====== Provided material

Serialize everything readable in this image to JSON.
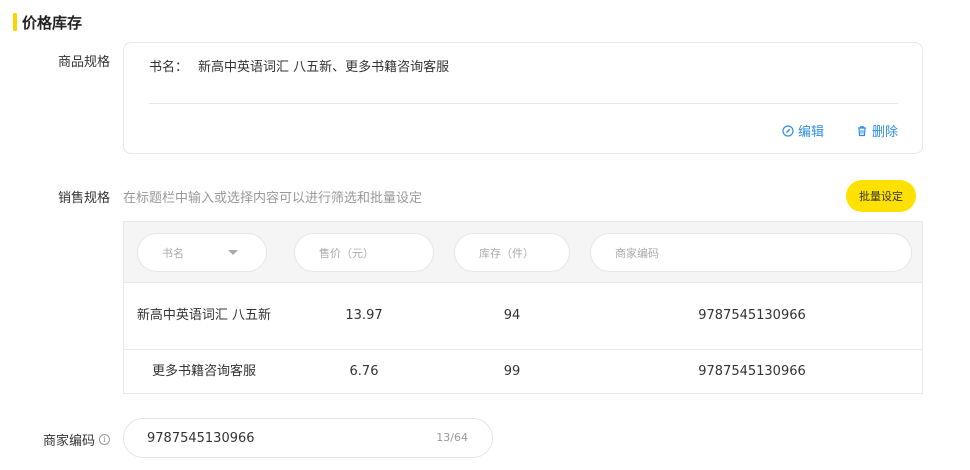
{
  "section": {
    "title": "价格库存"
  },
  "product_spec": {
    "label": "商品规格",
    "key": "书名：",
    "value": "新高中英语词汇 八五新、更多书籍咨询客服",
    "edit_label": "编辑",
    "delete_label": "删除"
  },
  "sales_spec": {
    "label": "销售规格",
    "hint": "在标题栏中输入或选择内容可以进行筛选和批量设定",
    "batch_label": "批量设定",
    "filters": {
      "name": "书名",
      "price": "售价（元）",
      "stock": "库存（件）",
      "code": "商家编码"
    },
    "rows": [
      {
        "name": "新高中英语词汇 八五新",
        "price": "13.97",
        "stock": "94",
        "code": "9787545130966"
      },
      {
        "name": "更多书籍咨询客服",
        "price": "6.76",
        "stock": "99",
        "code": "9787545130966"
      }
    ]
  },
  "merchant_code": {
    "label": "商家编码",
    "value": "9787545130966",
    "count": "13/64"
  },
  "colors": {
    "accent": "#ffd200",
    "button": "#ffe100",
    "link": "#2f8fe8"
  }
}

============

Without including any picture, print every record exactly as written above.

Answer space:
Serialize everything readable in this image to JSON.
{
  "section": {
    "title": "价格库存"
  },
  "product_spec": {
    "label": "商品规格",
    "key": "书名：",
    "value": "新高中英语词汇 八五新、更多书籍咨询客服",
    "edit_label": "编辑",
    "delete_label": "删除"
  },
  "sales_spec": {
    "label": "销售规格",
    "hint": "在标题栏中输入或选择内容可以进行筛选和批量设定",
    "batch_label": "批量设定",
    "filters": {
      "name": "书名",
      "price": "售价（元）",
      "stock": "库存（件）",
      "code": "商家编码"
    },
    "rows": [
      {
        "name": "新高中英语词汇 八五新",
        "price": "13.97",
        "stock": "94",
        "code": "9787545130966"
      },
      {
        "name": "更多书籍咨询客服",
        "price": "6.76",
        "stock": "99",
        "code": "9787545130966"
      }
    ]
  },
  "merchant_code": {
    "label": "商家编码",
    "value": "9787545130966",
    "count": "13/64"
  },
  "colors": {
    "accent": "#ffd200",
    "button": "#ffe100",
    "link": "#2f8fe8"
  }
}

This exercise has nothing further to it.